I spent yesterday afternoon at Fort Funston, roaming north and south along the beach below the bluffs, admiring the beauty of black sand bleeding into white, and scaling the graffitied concrete housing of the storm drain. It’s a stunning place, with the peachy cliffs of sand towering over you and endless ocean opposite. From the top you can watch hang gliders diving low over the parapet and rising back up on the airstreams.

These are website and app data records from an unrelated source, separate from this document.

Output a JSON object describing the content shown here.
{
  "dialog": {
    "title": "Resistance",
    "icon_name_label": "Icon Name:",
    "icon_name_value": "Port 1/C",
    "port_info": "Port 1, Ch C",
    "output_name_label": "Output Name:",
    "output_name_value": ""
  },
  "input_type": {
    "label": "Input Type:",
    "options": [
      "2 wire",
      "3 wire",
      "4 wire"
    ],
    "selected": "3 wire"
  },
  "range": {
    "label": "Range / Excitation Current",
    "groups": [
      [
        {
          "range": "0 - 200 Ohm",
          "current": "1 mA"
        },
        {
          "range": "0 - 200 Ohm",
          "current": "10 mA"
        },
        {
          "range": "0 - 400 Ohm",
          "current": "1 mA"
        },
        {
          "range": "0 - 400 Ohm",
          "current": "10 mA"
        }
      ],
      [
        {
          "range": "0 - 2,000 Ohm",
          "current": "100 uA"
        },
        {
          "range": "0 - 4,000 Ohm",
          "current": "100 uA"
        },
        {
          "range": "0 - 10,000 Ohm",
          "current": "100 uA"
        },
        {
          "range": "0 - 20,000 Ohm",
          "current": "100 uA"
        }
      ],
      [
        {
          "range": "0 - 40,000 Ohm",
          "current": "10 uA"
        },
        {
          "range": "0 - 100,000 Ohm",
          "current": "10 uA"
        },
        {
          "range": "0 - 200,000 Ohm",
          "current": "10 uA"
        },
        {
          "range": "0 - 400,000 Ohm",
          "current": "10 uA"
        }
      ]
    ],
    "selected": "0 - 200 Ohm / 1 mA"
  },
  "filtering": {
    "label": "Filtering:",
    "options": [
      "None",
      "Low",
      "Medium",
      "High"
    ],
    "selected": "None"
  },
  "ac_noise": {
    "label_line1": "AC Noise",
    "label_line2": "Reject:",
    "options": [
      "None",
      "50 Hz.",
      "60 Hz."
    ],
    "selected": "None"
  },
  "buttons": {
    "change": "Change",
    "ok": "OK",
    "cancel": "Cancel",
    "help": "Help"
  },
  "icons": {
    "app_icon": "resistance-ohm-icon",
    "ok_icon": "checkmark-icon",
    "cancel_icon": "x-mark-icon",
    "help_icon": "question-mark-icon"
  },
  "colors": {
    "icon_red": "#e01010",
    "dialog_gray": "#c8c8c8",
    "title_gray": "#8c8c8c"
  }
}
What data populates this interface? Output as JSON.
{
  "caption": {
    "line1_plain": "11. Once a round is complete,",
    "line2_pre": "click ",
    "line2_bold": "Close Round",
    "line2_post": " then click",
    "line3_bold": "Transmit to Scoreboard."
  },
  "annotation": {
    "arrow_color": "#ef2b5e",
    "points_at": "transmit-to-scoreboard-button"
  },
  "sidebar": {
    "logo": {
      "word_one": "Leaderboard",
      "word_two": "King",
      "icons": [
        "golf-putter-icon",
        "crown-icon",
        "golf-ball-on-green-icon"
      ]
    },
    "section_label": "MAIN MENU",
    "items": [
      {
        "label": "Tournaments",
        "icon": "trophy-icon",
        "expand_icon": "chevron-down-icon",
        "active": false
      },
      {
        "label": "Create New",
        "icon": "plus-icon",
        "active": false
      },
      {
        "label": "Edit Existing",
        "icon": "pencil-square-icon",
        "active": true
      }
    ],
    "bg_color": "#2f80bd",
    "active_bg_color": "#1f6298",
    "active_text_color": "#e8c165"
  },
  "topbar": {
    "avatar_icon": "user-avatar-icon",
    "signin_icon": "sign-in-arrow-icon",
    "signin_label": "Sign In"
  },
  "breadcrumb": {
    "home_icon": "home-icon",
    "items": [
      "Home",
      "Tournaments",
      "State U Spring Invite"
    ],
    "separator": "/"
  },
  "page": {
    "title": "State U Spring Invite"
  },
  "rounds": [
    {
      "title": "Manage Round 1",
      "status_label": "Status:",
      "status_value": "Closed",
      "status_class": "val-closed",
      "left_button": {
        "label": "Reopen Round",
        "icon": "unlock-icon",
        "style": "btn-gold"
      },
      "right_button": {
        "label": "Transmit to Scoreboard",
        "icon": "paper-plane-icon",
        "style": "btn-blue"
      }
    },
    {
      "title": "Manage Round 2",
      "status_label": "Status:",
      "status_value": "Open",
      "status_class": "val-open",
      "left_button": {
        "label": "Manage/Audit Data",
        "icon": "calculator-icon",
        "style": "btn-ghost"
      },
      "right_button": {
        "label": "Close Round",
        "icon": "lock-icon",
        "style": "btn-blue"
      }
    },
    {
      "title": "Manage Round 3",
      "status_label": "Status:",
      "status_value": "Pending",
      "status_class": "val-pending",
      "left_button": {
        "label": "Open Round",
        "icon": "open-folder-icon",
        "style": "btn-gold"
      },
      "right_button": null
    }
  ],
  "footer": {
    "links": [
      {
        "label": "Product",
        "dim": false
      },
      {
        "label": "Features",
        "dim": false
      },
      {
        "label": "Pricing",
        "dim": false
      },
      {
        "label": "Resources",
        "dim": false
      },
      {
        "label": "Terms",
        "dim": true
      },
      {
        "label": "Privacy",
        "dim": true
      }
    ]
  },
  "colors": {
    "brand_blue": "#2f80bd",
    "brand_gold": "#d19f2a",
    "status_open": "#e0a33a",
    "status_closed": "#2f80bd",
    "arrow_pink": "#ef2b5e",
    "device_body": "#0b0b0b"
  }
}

On the beach we built a city in the sand. What began as idly pushing driftwood into the dirt turned quickly into an unspoken art project, one that we constructed over the course of an hour with very little discussion. As we put the final touches on our creation, we placed a beetle inside the walls of our palace. “Our first citizen!” The beetle promptly fell into the moat and we dispatched our rescue team, lifting it to safety. We stepped back to admire our temporary universe, one that would succumb to the sea as surely as the tide would rise next.
Afterwards I thought about our construction and what it meant in the larger context of our lives. While we were building, a person walked by and awarded us praise, our only of the day, with the underhanded comment “Awesome, guys. You all should be getting paid for this.” And sure, some people do have the privilege of being paid to make art, but it was his recognition of that fact that solidified in my mind the significance I’d been seeking. We were four adults, each professional artists in our own way, creating something impermanent on a beach in San Francisco, paying no mind to the time. And while this seems at a glance to be commonplace or trivial, I know this: I will strive my entire life to recognize the intrinsic value in activities that earn me nothing and have no aim.